◆ SOURCE INFORMATION
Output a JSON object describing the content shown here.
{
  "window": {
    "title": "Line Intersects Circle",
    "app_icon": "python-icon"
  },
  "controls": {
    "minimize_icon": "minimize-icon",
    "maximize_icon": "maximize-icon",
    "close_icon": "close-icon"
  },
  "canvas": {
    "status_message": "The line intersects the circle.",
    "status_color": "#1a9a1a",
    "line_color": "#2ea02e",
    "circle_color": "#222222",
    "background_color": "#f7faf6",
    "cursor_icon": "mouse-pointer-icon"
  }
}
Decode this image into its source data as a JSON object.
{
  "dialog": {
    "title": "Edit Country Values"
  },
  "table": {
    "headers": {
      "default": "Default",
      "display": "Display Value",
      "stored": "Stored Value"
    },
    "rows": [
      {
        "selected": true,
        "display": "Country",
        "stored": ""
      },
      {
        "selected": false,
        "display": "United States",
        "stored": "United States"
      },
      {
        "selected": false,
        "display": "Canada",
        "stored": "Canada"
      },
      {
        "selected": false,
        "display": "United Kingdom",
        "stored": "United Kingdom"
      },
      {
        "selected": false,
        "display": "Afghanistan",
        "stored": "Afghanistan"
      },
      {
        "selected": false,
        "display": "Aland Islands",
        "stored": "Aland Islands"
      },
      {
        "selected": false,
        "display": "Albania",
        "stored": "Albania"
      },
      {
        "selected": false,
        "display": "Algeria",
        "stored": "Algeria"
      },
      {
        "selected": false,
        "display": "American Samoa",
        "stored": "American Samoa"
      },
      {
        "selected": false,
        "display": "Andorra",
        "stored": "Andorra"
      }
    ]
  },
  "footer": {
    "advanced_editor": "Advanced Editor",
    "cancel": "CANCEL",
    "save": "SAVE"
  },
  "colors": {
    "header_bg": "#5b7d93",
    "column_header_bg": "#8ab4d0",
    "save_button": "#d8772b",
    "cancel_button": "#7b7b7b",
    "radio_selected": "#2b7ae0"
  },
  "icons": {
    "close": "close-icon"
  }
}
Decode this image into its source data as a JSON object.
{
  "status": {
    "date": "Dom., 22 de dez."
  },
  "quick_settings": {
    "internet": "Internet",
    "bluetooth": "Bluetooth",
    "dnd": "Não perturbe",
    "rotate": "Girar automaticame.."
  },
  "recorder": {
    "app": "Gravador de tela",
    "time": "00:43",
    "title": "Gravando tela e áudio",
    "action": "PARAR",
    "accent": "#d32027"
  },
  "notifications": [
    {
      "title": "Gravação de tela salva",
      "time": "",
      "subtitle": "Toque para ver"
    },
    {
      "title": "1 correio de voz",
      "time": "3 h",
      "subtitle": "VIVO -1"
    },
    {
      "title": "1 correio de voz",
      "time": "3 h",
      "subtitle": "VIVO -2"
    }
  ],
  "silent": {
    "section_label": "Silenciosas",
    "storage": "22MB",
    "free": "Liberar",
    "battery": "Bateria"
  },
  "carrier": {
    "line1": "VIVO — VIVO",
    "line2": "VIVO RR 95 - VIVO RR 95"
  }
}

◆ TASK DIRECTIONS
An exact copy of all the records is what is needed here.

◆ TASK RESPONSE
Output a JSON object describing the content shown here.
{
  "window": {
    "title": "Line Intersects Circle",
    "app_icon": "python-icon"
  },
  "controls": {
    "minimize_icon": "minimize-icon",
    "maximize_icon": "maximize-icon",
    "close_icon": "close-icon"
  },
  "canvas": {
    "status_message": "The line intersects the circle.",
    "status_color": "#1a9a1a",
    "line_color": "#2ea02e",
    "circle_color": "#222222",
    "background_color": "#f7faf6",
    "cursor_icon": "mouse-pointer-icon"
  }
}
Decode this image into its source data as a JSON object.
{
  "dialog": {
    "title": "Edit Country Values"
  },
  "table": {
    "headers": {
      "default": "Default",
      "display": "Display Value",
      "stored": "Stored Value"
    },
    "rows": [
      {
        "selected": true,
        "display": "Country",
        "stored": ""
      },
      {
        "selected": false,
        "display": "United States",
        "stored": "United States"
      },
      {
        "selected": false,
        "display": "Canada",
        "stored": "Canada"
      },
      {
        "selected": false,
        "display": "United Kingdom",
        "stored": "United Kingdom"
      },
      {
        "selected": false,
        "display": "Afghanistan",
        "stored": "Afghanistan"
      },
      {
        "selected": false,
        "display": "Aland Islands",
        "stored": "Aland Islands"
      },
      {
        "selected": false,
        "display": "Albania",
        "stored": "Albania"
      },
      {
        "selected": false,
        "display": "Algeria",
        "stored": "Algeria"
      },
      {
        "selected": false,
        "display": "American Samoa",
        "stored": "American Samoa"
      },
      {
        "selected": false,
        "display": "Andorra",
        "stored": "Andorra"
      }
    ]
  },
  "footer": {
    "advanced_editor": "Advanced Editor",
    "cancel": "CANCEL",
    "save": "SAVE"
  },
  "colors": {
    "header_bg": "#5b7d93",
    "column_header_bg": "#8ab4d0",
    "save_button": "#d8772b",
    "cancel_button": "#7b7b7b",
    "radio_selected": "#2b7ae0"
  },
  "icons": {
    "close": "close-icon"
  }
}
Decode this image into its source data as a JSON object.
{
  "status": {
    "date": "Dom., 22 de dez."
  },
  "quick_settings": {
    "internet": "Internet",
    "bluetooth": "Bluetooth",
    "dnd": "Não perturbe",
    "rotate": "Girar automaticame.."
  },
  "recorder": {
    "app": "Gravador de tela",
    "time": "00:43",
    "title": "Gravando tela e áudio",
    "action": "PARAR",
    "accent": "#d32027"
  },
  "notifications": [
    {
      "title": "Gravação de tela salva",
      "time": "",
      "subtitle": "Toque para ver"
    },
    {
      "title": "1 correio de voz",
      "time": "3 h",
      "subtitle": "VIVO -1"
    },
    {
      "title": "1 correio de voz",
      "time": "3 h",
      "subtitle": "VIVO -2"
    }
  ],
  "silent": {
    "section_label": "Silenciosas",
    "storage": "22MB",
    "free": "Liberar",
    "battery": "Bateria"
  },
  "carrier": {
    "line1": "VIVO — VIVO",
    "line2": "VIVO RR 95 - VIVO RR 95"
  }
}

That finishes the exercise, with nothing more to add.